(EXERCISE INSTRUCTIONS) Look through the listing below, and wherever a line has the string "Review", pull it out.

————

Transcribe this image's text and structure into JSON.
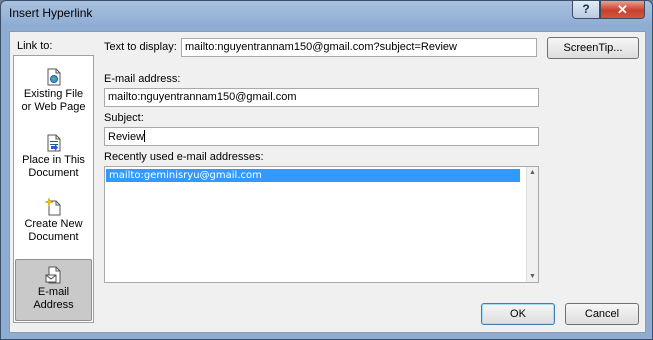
{
  "window": {
    "title": "Insert Hyperlink",
    "help_glyph": "?",
    "close_glyph": "✕"
  },
  "link_to": {
    "label": "Link to:",
    "items": [
      {
        "line1": "Existing File",
        "line2": "or Web Page",
        "icon": "globe-page-icon"
      },
      {
        "line1": "Place in This",
        "line2": "Document",
        "icon": "document-place-icon"
      },
      {
        "line1": "Create New",
        "line2": "Document",
        "icon": "new-document-icon"
      },
      {
        "line1": "E-mail",
        "line2": "Address",
        "icon": "email-address-icon",
        "selected": true
      }
    ]
  },
  "text_to_display": {
    "label": "Text to display:",
    "value": "mailto:nguyentrannam150@gmail.com?subject=Review"
  },
  "screentip_button": "ScreenTip...",
  "email_address": {
    "label": "E-mail address:",
    "value": "mailto:nguyentrannam150@gmail.com"
  },
  "subject": {
    "label": "Subject:",
    "value": "Review"
  },
  "recent": {
    "label": "Recently used e-mail addresses:",
    "items": [
      "mailto:geminisryu@gmail.com"
    ]
  },
  "buttons": {
    "ok": "OK",
    "cancel": "Cancel"
  },
  "colors": {
    "selection": "#3399ff",
    "title_gradient": "#a9c1de",
    "close_button": "#c7412c"
  }
}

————

(SOLUTION FOR THIS TASK)
    "value": "mailto:nguyentrannam150@gmail.com?subject=Review"
    "value": "Review"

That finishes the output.